(1) establish criteria for defining standard practices for the performance of private security functions, which shall reflect input from industry representatives as well as the Inspector General of the Department of Defense;
(2) establish criteria for weapons training programs for contractors performing private security functions, including minimum requirements for weapons training programs of instruction and minimum qualifications for instructors for such programs; and
(3) identify organizations that can carry out the certifications.

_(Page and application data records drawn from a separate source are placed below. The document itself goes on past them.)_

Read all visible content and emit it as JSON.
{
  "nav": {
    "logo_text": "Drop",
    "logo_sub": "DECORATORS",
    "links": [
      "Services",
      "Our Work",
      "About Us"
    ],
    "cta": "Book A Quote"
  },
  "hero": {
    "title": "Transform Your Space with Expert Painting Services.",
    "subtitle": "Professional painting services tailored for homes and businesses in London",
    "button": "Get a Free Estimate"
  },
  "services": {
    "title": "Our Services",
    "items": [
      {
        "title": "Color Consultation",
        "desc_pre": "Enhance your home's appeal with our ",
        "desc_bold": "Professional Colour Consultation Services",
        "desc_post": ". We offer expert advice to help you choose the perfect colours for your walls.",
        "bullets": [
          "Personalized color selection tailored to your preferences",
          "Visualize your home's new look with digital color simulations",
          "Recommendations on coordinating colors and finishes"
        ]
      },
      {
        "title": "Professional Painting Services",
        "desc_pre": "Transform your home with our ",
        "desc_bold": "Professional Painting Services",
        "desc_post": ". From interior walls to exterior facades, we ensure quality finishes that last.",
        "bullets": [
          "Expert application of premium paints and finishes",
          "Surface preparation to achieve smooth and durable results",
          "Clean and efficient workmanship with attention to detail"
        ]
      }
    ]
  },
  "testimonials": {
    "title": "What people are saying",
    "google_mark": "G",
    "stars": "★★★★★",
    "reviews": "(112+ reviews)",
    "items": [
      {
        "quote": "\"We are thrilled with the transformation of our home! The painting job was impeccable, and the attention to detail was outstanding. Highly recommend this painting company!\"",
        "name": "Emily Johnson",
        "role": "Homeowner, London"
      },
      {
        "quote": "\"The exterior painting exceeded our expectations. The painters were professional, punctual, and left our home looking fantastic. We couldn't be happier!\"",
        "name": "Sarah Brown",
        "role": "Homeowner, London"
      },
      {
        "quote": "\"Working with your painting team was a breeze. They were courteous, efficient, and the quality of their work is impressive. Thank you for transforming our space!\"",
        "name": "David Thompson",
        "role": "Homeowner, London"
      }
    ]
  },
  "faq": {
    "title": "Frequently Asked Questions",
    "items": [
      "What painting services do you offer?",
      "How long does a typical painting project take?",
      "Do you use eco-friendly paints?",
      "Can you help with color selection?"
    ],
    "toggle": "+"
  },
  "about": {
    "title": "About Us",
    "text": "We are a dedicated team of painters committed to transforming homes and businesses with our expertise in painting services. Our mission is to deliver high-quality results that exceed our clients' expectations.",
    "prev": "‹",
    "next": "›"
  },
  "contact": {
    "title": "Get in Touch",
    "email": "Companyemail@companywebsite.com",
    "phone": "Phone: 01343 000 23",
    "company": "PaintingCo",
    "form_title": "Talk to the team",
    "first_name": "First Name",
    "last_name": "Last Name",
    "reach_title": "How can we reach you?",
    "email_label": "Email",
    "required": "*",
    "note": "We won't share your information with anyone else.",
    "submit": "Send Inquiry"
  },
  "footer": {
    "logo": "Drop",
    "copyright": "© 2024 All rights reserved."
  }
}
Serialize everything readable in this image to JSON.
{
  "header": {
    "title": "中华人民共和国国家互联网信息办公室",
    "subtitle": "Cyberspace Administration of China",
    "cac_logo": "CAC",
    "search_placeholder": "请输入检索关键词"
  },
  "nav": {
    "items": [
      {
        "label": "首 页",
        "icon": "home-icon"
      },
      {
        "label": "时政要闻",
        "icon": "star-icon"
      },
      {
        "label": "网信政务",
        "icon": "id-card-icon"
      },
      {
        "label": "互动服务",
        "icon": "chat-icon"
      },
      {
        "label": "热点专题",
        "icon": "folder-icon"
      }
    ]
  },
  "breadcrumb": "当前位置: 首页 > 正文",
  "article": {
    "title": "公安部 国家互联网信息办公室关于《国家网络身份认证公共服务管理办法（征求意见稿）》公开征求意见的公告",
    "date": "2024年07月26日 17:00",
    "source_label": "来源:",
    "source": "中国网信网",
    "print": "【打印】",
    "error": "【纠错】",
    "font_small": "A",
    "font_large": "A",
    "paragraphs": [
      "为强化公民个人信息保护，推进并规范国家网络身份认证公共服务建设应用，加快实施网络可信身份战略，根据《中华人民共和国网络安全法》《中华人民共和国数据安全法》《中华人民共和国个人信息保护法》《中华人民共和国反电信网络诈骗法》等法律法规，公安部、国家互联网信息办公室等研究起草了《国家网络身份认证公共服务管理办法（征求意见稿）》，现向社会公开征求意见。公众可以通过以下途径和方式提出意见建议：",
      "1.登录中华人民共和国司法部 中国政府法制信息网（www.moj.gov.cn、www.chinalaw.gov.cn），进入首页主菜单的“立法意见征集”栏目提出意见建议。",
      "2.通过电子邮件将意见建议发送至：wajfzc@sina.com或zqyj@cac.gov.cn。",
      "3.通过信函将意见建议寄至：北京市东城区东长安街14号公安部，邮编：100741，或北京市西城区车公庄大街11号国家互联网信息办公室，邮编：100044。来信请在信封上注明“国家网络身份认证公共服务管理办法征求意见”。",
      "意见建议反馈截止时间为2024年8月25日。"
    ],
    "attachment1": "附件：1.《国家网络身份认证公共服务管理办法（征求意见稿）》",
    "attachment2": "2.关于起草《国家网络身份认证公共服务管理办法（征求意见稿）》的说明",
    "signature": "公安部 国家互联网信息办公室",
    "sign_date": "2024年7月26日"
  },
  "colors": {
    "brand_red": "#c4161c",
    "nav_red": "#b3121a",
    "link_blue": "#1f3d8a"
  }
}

(b) Regulations Required- Not later than 270 days after the date of the enactment of this Act, the Secretary of Defense shall revise the Department of Defense supplement to the Federal Acquisition Regulation to carry out the requirements of this section and the guidance issued under this section.
(c) Definitions- In this section:
(1) The term `covered contract' means--
(A) a contract of the Department of Defense for the performance of services;
(B) a subcontract at any tier under such contract;
(C) a task order or delivery order issued under such a contract or subcontract.
(2) The term `contractor' means, with respect to a covered contract, the contractor or subcontractor carrying out the covered contract.
(3) The term `private security functions' means activities engaged in by a contractor under a covered contract as follows:
(A) Guarding of personnel, facilities, or property of a Federal agency, the contractor or subcontractor, or a third party.
(B) Any other activity for which personnel are required to carry weapons in the performance of their duties.
(d) Exception- The requirements of this section shall not apply to contracts entered into by elements of the intelligence community in support of intelligence activities.